That is why there is a need to come up with corn and soybean cropping systems that don’t cost farmers more than their current system, improves crop production performance and doesn’t appear to be hurting farmers’ fields, but actually improving them.
“Our role is to try crazy ideas and see if they work. It is up to industry to make them work in the real world,” said Ken Moore, Iowa State University, a teacher and researcher agronomy professor. Moore has overseen five years of continuous corn with a perennial cover crop research project.
Moore’s preferred perennial cover crop in the ISU trial has been Kentucky bluegrass. The grass is not killed from year to year. “You treat it like a weed in the spring, and you treat it in the summer like a mulch, and you treat it in the fall like a cover crop,” Moore said. “We don’t kill it in the spring; we just set it back by burning it off with a product like Paraquat. It is not really competing with the corn plant directly for nutrients all that seriously.”
The above ground foliage is killed, but the roots are alive, and it comes back if there is water during the growing season. Putting the grass into something like a hibernation state during the early spring is necessary. It is important to control the potentially competitive grass so “that corn can achieve its maximum yield potential.”
In the five years of plot trials, the planting strips and the grass between rows have been kept constant. “It might make sense at some point to reseed and re-establish the strips different than where the rows have been,” Moore said.
2012 DROUGHT CAUSED FAILURE
“This is the first year of the five that the system didn’t really perform well,” Moore explained. “I can tell you it doesn’t work in a drought, at least not a drought to the extent that we had this year.”
“I’ve talked to people who laugh us off until I tell them we harvested 240 bushels of corn per acre in perennial cover crop plots, actually multiple plots in 2011.”
He said, “We have been trying to tell producers in particular that this is a pretty brittle system and not something you should try.
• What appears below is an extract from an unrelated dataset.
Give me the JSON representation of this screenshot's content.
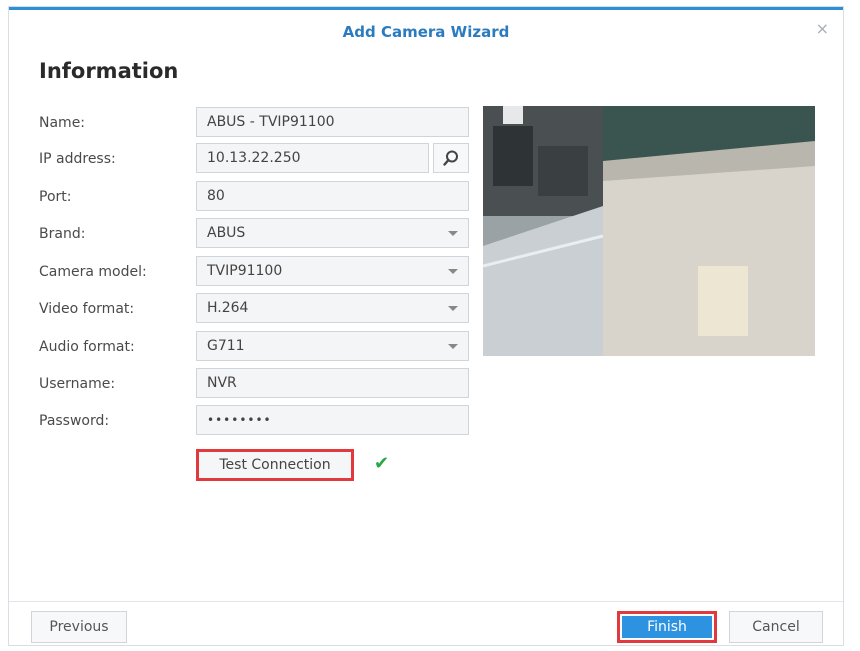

It is more likely to fail than work at this point, although we do believe it can work, and we have been able to demonstrate that four out of five years.”
Industry needs to step up to help farmers to meet the environmental issues that are going to become more of a concern instead of going away. Regulatory oversight appears to be increasing, and the general public is blaming farmers for polluting the environment—soil erosion, nitrate water pollution and more.
One of the ideas of using a perennial cover crop has to do with the potential for allowing a high level of corn stover to be harvested for cellulosic ethanol while helping soil quality and still limiting soil erosion.
Moore suggests that seed companies need to invest in developing hybrids, other crop varieties and cover crops specifically for perennial cover crop systems. “I think the onus is on the industry, the seed industry in particular to make this system practical. It answers a lot of problems. The environmental issues keep coming up and up; they are real problems for the industry that need to be addressed in some way, and this is one way. It might not be the only or best way, but it is a way they should take a look at.”